[Opening RECORDS FOR THIS TASK section]

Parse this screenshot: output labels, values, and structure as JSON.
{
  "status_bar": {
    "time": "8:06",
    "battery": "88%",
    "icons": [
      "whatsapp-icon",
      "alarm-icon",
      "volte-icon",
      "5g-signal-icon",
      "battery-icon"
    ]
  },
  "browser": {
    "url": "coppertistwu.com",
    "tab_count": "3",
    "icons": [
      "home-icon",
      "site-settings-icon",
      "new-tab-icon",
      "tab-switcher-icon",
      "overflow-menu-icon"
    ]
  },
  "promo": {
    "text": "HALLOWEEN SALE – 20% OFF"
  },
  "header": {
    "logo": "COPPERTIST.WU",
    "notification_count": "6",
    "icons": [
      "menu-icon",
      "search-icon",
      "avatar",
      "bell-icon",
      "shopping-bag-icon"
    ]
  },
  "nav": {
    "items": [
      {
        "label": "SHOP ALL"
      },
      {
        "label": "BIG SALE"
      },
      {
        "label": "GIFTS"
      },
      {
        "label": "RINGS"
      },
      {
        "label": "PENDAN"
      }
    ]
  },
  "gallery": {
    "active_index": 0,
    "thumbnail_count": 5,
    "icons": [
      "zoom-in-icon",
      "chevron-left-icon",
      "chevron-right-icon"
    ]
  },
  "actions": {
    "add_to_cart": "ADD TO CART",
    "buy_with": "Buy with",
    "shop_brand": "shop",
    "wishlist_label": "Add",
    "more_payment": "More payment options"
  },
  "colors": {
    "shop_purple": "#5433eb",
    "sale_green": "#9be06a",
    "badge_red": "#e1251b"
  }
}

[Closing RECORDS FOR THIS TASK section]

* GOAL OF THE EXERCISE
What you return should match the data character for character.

* REPLY
Parse this screenshot: output labels, values, and structure as JSON.
{
  "status_bar": {
    "time": "8:06",
    "battery": "88%",
    "icons": [
      "whatsapp-icon",
      "alarm-icon",
      "volte-icon",
      "5g-signal-icon",
      "battery-icon"
    ]
  },
  "browser": {
    "url": "coppertistwu.com",
    "tab_count": "3",
    "icons": [
      "home-icon",
      "site-settings-icon",
      "new-tab-icon",
      "tab-switcher-icon",
      "overflow-menu-icon"
    ]
  },
  "promo": {
    "text": "HALLOWEEN SALE – 20% OFF"
  },
  "header": {
    "logo": "COPPERTIST.WU",
    "notification_count": "6",
    "icons": [
      "menu-icon",
      "search-icon",
      "avatar",
      "bell-icon",
      "shopping-bag-icon"
    ]
  },
  "nav": {
    "items": [
      {
        "label": "SHOP ALL"
      },
      {
        "label": "BIG SALE"
      },
      {
        "label": "GIFTS"
      },
      {
        "label": "RINGS"
      },
      {
        "label": "PENDAN"
      }
    ]
  },
  "gallery": {
    "active_index": 0,
    "thumbnail_count": 5,
    "icons": [
      "zoom-in-icon",
      "chevron-left-icon",
      "chevron-right-icon"
    ]
  },
  "actions": {
    "add_to_cart": "ADD TO CART",
    "buy_with": "Buy with",
    "shop_brand": "shop",
    "wishlist_label": "Add",
    "more_payment": "More payment options"
  },
  "colors": {
    "shop_purple": "#5433eb",
    "sale_green": "#9be06a",
    "badge_red": "#e1251b"
  }
}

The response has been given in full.